[DATA TO USE]
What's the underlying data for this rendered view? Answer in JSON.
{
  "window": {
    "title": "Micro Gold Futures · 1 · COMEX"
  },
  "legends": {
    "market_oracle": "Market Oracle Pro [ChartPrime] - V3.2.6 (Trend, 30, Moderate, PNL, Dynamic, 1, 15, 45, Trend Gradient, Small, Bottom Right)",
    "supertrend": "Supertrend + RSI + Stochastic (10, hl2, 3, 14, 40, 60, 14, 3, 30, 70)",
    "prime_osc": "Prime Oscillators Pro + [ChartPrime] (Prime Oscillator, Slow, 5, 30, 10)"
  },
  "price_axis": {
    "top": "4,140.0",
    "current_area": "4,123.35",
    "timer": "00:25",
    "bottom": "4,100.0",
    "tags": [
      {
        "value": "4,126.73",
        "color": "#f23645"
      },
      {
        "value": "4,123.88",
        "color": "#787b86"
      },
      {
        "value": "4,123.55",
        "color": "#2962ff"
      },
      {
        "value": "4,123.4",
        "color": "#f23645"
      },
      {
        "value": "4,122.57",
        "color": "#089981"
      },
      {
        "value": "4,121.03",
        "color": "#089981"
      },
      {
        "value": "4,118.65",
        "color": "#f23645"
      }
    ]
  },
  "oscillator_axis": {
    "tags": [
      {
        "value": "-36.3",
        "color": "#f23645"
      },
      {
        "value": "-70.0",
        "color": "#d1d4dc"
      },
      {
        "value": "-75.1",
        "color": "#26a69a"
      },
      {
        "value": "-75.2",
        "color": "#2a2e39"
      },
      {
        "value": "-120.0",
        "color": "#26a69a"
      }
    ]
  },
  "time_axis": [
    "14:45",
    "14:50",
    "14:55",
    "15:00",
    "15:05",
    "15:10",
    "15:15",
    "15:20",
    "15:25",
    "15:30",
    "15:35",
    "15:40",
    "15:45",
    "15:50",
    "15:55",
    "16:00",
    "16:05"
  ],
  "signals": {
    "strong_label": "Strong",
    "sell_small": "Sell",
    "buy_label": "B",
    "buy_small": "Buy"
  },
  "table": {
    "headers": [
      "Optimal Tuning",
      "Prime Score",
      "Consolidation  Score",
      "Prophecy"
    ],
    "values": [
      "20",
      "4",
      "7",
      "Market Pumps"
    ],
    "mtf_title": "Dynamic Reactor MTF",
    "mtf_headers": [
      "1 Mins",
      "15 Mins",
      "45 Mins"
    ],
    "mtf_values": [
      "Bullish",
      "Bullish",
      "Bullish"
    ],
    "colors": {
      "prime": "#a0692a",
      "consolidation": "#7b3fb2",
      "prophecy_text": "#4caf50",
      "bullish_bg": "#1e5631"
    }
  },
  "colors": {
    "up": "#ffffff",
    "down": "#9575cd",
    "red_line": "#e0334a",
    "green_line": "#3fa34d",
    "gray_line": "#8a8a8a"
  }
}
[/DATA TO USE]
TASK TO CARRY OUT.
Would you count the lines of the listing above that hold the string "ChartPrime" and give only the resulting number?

PROBLEM SOLUTION.
2